How ironic that, before Jesus’s death, a thorny wreath, very possibly from the myrrh tree, was placed on his head (19:2), and that he was whipped and stabbed like the tree until his blood came forth as does the liquid myrrh (19:1,34). How ironic that after his death Nicodemus and Joseph of Arimathea prepared his body with myrrh and aloes (19:39-40). How ironic it is that Mary Magdalene, with such a name as that, but recently weeping bitter tears for her son (John 11:31,33), now again had drops of tears falling like drops of myrrh from her eyes for her husband (20:11).
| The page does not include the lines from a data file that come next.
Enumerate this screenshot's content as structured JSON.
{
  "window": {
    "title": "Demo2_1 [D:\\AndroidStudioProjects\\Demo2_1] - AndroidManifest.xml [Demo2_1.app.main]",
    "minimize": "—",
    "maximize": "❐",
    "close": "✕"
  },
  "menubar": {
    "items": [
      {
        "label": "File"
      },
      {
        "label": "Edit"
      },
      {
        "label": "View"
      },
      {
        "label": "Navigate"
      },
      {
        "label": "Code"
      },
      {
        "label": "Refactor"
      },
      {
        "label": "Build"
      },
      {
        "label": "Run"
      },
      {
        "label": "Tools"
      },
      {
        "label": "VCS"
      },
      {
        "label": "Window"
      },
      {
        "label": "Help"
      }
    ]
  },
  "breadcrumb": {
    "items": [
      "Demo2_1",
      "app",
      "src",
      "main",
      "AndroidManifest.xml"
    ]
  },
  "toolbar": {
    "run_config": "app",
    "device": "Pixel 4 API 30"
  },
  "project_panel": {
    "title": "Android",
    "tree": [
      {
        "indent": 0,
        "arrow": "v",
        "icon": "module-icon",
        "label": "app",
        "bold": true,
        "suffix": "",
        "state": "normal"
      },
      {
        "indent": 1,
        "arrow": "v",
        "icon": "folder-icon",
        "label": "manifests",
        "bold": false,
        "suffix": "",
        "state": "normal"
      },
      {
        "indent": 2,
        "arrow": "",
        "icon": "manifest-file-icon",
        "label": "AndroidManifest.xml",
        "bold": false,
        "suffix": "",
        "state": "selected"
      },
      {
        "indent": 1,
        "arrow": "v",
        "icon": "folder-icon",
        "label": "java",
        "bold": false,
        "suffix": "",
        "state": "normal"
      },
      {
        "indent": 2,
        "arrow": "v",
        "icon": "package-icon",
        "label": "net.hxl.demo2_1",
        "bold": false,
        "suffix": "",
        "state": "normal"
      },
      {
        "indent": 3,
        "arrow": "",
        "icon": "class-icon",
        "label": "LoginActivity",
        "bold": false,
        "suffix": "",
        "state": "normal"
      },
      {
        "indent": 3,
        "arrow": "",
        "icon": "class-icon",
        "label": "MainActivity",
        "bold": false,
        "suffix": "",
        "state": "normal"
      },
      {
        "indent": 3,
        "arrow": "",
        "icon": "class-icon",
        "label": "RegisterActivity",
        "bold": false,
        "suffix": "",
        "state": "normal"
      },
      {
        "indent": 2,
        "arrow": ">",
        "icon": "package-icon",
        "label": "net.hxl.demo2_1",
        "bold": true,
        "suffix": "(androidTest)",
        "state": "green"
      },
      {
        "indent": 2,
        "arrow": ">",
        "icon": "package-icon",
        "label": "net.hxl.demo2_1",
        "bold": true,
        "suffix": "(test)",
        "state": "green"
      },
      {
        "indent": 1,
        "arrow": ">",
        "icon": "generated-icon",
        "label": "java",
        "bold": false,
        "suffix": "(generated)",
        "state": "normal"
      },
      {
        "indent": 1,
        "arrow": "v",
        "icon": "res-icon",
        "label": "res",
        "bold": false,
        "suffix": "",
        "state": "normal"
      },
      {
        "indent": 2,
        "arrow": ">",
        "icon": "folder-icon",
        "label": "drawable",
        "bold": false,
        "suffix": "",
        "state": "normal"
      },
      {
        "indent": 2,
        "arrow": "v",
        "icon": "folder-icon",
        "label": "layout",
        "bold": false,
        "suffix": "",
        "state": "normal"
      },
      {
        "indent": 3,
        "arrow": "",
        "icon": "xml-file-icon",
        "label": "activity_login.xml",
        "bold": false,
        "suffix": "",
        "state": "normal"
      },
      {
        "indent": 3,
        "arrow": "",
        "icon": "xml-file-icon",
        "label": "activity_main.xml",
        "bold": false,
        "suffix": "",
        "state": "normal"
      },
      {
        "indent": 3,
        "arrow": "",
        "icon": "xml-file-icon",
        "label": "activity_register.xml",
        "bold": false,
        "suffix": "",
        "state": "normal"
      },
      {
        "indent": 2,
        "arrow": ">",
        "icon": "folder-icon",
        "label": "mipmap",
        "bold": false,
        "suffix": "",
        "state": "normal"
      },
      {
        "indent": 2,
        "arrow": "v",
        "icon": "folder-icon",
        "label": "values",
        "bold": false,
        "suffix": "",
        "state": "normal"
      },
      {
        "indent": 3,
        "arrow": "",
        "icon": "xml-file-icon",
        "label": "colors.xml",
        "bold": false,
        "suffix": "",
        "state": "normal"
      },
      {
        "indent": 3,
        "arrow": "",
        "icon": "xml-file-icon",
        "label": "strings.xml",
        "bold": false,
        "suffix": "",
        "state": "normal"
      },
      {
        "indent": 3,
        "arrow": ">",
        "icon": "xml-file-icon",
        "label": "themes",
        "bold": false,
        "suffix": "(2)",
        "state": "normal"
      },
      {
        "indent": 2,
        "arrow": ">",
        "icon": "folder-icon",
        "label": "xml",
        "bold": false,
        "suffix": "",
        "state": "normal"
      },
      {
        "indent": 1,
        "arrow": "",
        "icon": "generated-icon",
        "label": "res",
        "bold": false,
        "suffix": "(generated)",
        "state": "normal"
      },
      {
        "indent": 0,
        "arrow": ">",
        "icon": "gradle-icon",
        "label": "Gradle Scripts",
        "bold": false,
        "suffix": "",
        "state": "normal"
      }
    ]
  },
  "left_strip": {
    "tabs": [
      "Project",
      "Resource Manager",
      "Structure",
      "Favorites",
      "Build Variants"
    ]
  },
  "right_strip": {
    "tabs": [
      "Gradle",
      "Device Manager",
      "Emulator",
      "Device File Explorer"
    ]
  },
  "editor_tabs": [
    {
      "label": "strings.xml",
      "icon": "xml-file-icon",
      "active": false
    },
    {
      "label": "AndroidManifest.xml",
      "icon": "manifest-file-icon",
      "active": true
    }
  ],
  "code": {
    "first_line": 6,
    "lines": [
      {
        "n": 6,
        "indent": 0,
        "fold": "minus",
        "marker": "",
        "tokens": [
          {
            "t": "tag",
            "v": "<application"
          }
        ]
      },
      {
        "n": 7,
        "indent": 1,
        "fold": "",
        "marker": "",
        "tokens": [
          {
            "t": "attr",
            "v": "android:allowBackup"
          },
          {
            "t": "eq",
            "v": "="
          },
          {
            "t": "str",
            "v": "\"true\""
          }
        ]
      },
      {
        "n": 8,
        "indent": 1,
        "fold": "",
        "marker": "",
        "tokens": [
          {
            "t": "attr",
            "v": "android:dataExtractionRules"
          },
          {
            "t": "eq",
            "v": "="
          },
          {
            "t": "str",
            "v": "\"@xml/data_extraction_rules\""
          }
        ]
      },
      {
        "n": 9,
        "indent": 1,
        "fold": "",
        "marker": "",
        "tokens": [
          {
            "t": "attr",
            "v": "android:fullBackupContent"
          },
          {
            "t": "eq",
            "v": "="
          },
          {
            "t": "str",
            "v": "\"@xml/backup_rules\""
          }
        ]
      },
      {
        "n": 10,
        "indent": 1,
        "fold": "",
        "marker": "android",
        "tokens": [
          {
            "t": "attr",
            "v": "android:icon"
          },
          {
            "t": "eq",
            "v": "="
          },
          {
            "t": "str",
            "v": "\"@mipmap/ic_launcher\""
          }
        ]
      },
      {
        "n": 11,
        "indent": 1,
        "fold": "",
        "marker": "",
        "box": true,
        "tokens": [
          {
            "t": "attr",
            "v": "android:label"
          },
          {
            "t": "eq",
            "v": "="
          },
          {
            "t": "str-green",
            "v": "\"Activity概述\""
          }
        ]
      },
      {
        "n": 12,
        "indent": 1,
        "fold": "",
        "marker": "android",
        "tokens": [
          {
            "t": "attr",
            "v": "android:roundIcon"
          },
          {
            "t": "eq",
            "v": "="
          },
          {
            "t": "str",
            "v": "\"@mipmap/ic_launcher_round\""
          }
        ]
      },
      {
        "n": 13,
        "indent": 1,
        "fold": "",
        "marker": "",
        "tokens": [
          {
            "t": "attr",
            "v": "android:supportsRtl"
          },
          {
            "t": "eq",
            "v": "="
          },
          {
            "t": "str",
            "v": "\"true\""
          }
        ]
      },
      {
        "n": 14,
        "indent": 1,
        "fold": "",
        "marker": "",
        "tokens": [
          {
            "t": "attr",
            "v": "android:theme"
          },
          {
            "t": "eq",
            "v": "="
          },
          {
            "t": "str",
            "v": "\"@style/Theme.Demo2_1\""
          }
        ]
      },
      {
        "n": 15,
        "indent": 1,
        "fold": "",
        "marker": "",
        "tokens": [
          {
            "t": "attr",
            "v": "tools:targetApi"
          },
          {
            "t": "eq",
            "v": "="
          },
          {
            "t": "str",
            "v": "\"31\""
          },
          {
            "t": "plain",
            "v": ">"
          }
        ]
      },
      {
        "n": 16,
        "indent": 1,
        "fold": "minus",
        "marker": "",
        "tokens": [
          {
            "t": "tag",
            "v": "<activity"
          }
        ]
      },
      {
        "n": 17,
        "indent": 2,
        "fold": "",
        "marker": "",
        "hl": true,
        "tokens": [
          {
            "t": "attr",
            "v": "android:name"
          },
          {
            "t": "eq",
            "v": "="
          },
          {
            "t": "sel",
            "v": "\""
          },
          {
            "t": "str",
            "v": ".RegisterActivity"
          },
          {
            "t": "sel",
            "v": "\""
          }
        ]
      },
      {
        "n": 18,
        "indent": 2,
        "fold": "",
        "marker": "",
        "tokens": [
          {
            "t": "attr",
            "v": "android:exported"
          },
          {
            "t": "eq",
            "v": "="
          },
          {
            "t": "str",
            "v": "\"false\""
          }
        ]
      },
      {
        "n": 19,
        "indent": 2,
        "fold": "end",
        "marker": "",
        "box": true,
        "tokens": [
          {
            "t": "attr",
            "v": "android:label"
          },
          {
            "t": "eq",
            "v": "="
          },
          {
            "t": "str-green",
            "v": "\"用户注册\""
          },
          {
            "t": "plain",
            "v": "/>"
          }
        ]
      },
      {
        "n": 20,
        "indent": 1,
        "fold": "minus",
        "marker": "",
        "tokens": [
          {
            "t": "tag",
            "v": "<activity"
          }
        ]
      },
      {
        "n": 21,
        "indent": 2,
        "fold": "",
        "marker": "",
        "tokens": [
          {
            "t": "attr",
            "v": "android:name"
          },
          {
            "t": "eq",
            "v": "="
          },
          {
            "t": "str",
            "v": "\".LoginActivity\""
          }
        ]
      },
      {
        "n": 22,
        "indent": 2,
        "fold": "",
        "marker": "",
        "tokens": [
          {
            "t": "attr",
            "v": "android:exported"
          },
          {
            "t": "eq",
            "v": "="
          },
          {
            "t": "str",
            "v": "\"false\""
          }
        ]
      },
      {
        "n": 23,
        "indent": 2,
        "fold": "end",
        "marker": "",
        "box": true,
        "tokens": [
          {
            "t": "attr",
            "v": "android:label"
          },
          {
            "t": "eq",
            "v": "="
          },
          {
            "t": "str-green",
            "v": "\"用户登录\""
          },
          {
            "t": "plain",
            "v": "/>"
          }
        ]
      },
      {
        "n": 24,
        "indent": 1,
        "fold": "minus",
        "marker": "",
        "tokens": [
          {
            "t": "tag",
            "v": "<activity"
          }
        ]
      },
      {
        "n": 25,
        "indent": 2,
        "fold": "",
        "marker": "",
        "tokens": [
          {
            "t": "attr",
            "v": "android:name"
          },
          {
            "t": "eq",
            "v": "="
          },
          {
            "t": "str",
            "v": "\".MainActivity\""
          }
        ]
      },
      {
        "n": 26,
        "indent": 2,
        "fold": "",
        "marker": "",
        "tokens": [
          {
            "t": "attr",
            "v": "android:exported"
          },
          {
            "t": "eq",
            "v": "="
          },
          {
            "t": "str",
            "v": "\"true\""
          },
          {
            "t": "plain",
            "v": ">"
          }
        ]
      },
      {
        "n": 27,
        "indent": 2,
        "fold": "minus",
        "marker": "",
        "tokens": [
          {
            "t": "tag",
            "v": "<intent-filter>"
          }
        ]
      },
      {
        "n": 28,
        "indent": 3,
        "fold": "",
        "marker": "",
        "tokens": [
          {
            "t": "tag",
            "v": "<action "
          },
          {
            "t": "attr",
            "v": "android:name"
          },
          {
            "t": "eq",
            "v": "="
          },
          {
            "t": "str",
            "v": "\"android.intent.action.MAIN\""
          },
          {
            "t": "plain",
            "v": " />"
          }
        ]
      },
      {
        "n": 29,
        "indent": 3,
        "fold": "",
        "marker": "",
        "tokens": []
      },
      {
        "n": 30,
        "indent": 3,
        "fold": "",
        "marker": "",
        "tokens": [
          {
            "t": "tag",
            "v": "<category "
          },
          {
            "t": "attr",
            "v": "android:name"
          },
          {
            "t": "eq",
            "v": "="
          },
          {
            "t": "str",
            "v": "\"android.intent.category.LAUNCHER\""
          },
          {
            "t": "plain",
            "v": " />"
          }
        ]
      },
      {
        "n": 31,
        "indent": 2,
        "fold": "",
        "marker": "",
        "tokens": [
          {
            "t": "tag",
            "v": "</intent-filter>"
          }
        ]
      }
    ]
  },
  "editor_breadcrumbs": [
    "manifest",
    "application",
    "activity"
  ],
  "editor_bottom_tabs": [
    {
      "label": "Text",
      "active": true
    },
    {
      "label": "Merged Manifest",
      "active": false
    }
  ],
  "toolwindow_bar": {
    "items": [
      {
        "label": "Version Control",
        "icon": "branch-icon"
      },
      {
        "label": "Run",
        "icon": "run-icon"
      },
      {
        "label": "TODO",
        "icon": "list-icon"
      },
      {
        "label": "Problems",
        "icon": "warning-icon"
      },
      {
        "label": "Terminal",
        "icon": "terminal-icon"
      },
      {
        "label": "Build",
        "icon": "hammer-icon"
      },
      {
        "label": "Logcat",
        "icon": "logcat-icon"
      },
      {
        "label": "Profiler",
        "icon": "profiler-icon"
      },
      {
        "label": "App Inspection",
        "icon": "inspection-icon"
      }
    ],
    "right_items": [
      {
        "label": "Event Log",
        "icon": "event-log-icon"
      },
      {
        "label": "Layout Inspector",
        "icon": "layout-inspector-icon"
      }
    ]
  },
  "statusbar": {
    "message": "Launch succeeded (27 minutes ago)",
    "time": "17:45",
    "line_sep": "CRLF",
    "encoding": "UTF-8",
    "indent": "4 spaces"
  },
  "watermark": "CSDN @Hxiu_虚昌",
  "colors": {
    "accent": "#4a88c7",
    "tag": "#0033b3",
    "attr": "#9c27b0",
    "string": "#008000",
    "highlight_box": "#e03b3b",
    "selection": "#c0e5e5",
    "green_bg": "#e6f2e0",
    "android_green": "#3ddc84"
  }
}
How could a woman so clearly central to Jesus’s life, central enough to grieve for him at the very thought of his impending death (Luke 7:38) and to come by night with spices to anoint his body, only be mentioned at the very end? Without a doubt, she does appear previously in the gospel, and my contention is that Mary Magdalene, Mary “of Bethany”, the unnamed woman in Mark 14, and “the woman at the well” are one and the same.

This perspective is underscored in the noncanonical Gospel of Philip, which calls Mary Jesus’s κοινωνος (companion, partner, or consort), and also lifts up the spiritual eroticism between them, saying for instance that “he used to kiss her often on the mouth”, implying not only romance but the sharing of sacred breath, πνευμα. The recently published Gospel of Jesus’s Wife also appears to back this perspective.

What is more, the beautiful woman in the Song of Songs is called (in Song 6:13) the Shulammite. For centuries it has been said that this cognomen deliberately fuses the Hebrew word for peace (shalom) with the cognomen of the Shunammite woman introduced in II Kings 4:8, a wealthy woman who the passages that follow strongly imply was Elisha’s lover despite having a husband, and whose dead son Elisha brought back to life. There are obvious similarities to Mary Magdalene, a wealthy woman (Luke 8:3) who was surely Jesus’s wife, who had previously had “husbands” (John 4:16-18), and who was probably the mother of Lazarus, whom Jesus brought back to life.

This scene with Elisha in its turn bears a strong resemblance to the story (I Kings 17:8-24) of Elijah his teacher. This tale begins with Elijah asking the woman for a drink of water from her water pot (verse 10); she has some shame on her conscience (verse 18). Both of those details mirror the “woman at the well”. And Elijah raises her son from death (verse 22), as Jesus does Mary’s son Lazarus. Again, the similarities between the two lives are striking. Since every detail in this gospel is clearly carefully chosen, these connections to Elijah and Elisha must be taken very seriously, and certainly they draw more sharply the nature of the connection between Jesus and Mary Magdalene.